Prior to releasing, publishing or disseminating your content, it’s important to proofread your work and review the requirements. If your content will be translated into another language by another party, the translator must understand and adhere to the requirements for the translation, as some organizations, individuals, cultures and nationalities may have their own specific expectations and requirements for how communication should be organized and formatted. Some examples are listed below.
- If you are submitting a book outline to an international or foreign publishing house for evaluation, the publisher might have specific submission and stylistic guidelines.
- If you are mailing documents to an international address, you may need to follow certain business letter and envelope formatting guidelines. You might even need to complete certain forms to meet the customs requirements of a particular country.

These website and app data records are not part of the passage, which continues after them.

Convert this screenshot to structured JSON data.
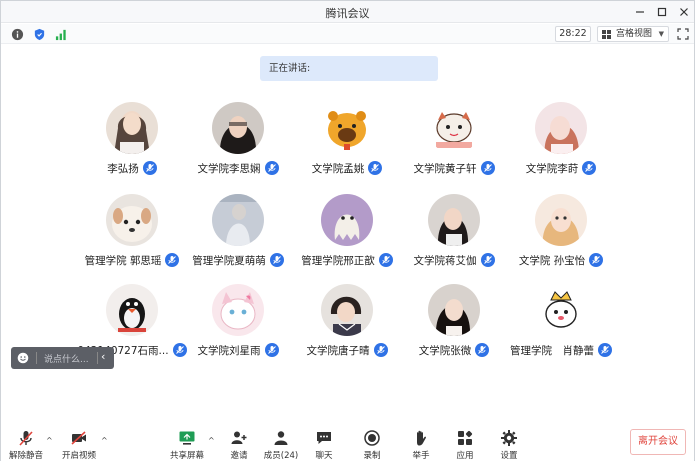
{
  "window": {
    "title": "腾讯会议"
  },
  "infobar": {
    "timer": "28:22",
    "view_label": "宫格视图"
  },
  "speaking": {
    "label": "正在讲话:"
  },
  "participants": [
    {
      "name": "李弘扬",
      "avatar": "avatar-1"
    },
    {
      "name": "文学院李思娴",
      "avatar": "avatar-2"
    },
    {
      "name": "文学院孟姚",
      "avatar": "avatar-3"
    },
    {
      "name": "文学院黄子轩",
      "avatar": "avatar-4"
    },
    {
      "name": "文学院李莳",
      "avatar": "avatar-5"
    },
    {
      "name": "管理学院 郭思瑶",
      "avatar": "avatar-6"
    },
    {
      "name": "管理学院夏萌萌",
      "avatar": "avatar-7"
    },
    {
      "name": "管理学院邢正歆",
      "avatar": "avatar-8"
    },
    {
      "name": "文学院蒋艾伽",
      "avatar": "avatar-9"
    },
    {
      "name": "文学院 孙宝怡",
      "avatar": "avatar-10"
    },
    {
      "name": "042140727石雨...",
      "avatar": "avatar-11"
    },
    {
      "name": "文学院刘星雨",
      "avatar": "avatar-12"
    },
    {
      "name": "文学院唐子晴",
      "avatar": "avatar-13"
    },
    {
      "name": "文学院张微",
      "avatar": "avatar-14"
    },
    {
      "name": "管理学院　肖静蕾",
      "avatar": "avatar-15"
    }
  ],
  "chat": {
    "placeholder": "说点什么..."
  },
  "toolbar": {
    "unmute": "解除静音",
    "start_video": "开启视频",
    "share_screen": "共享屏幕",
    "invite": "邀请",
    "members": "成员(24)",
    "chat": "聊天",
    "record": "录制",
    "raise_hand": "举手",
    "apps": "应用",
    "settings": "设置",
    "leave": "离开会议"
  },
  "colors": {
    "accent": "#2f72e6",
    "leave": "#e0453d",
    "speaking_bg": "#dde9fb"
  }
}
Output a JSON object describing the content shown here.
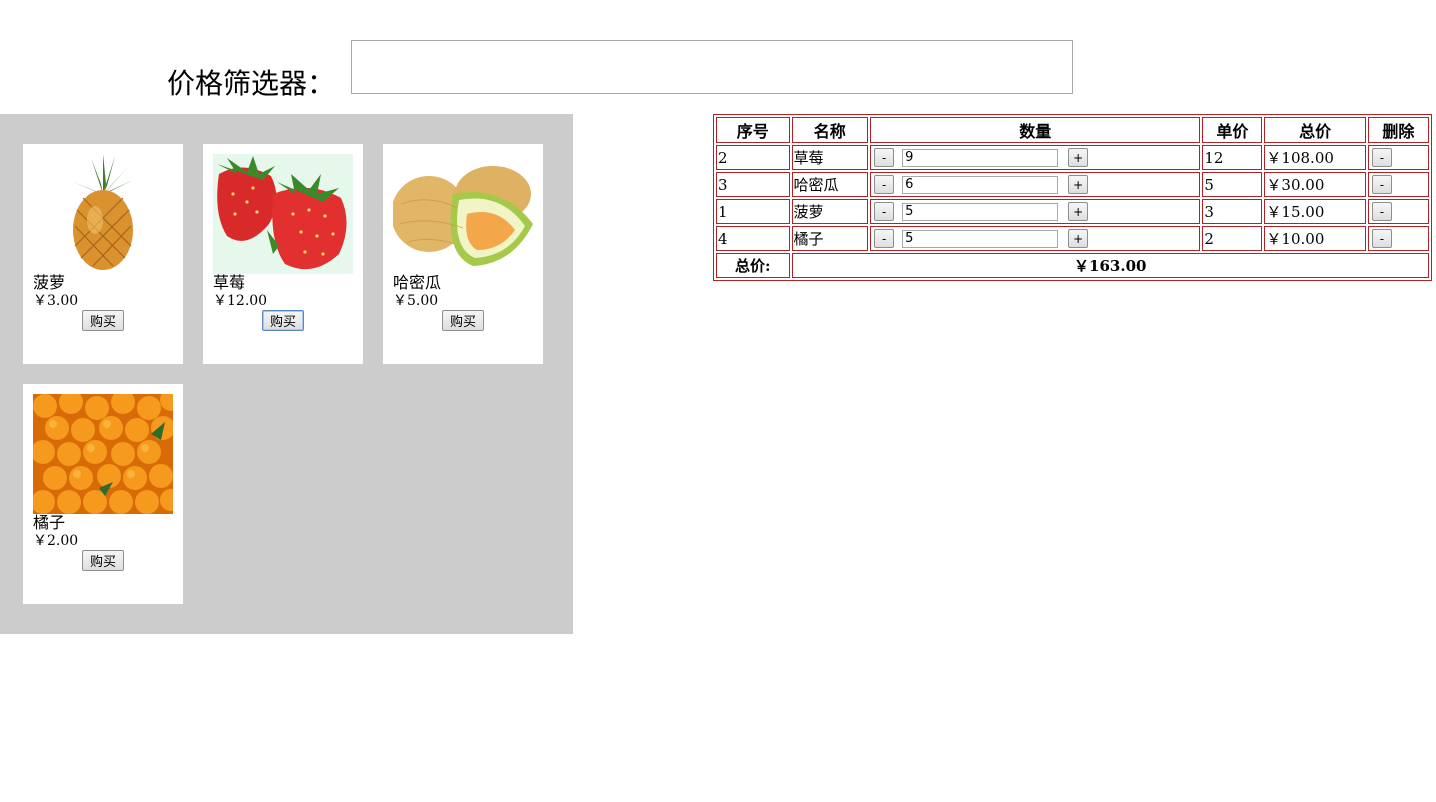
{
  "filter": {
    "label": "价格筛选器：",
    "value": ""
  },
  "products": [
    {
      "name": "菠萝",
      "price": "￥3.00",
      "buy_label": "购买",
      "image": "pineapple"
    },
    {
      "name": "草莓",
      "price": "￥12.00",
      "buy_label": "购买",
      "image": "strawberry"
    },
    {
      "name": "哈密瓜",
      "price": "￥5.00",
      "buy_label": "购买",
      "image": "melon"
    },
    {
      "name": "橘子",
      "price": "￥2.00",
      "buy_label": "购买",
      "image": "tangerine"
    }
  ],
  "cart": {
    "headers": [
      "序号",
      "名称",
      "数量",
      "单价",
      "总价",
      "删除"
    ],
    "rows": [
      {
        "id": "2",
        "name": "草莓",
        "qty": "9",
        "unit": "12",
        "total": "￥108.00"
      },
      {
        "id": "3",
        "name": "哈密瓜",
        "qty": "6",
        "unit": "5",
        "total": "￥30.00"
      },
      {
        "id": "1",
        "name": "菠萝",
        "qty": "5",
        "unit": "3",
        "total": "￥15.00"
      },
      {
        "id": "4",
        "name": "橘子",
        "qty": "5",
        "unit": "2",
        "total": "￥10.00"
      }
    ],
    "minus_label": "-",
    "plus_label": "+",
    "delete_label": "-",
    "total_label": "总价:",
    "total_value": "￥163.00"
  }
}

- If you are submitting a brochure that has been translated into another language to a commercial printer, you should request a proofed copy from the printer before it goes to the press. The proofed copy should be reviewed by the translator to ensure that no unexpected font or formatting problems have slipped in.
- If you are submitting an academic paper to a research journal, you need to follow the journal’s own style guidelines and submission procedures. Also prepare the necessary bibliography.
Regardless of the final form that your document takes, you should proofread your own work before submitting it to a translator. Once the translation is complete, you should also have the translation proofed to ensure that the translation is complete and that the formatting is closely maintained. This formal check for errors, such as spelling, grammar and formatting, gives you the opportunity to review the work to ensure that the document is free of mistakes that might prove costly and embarrassing.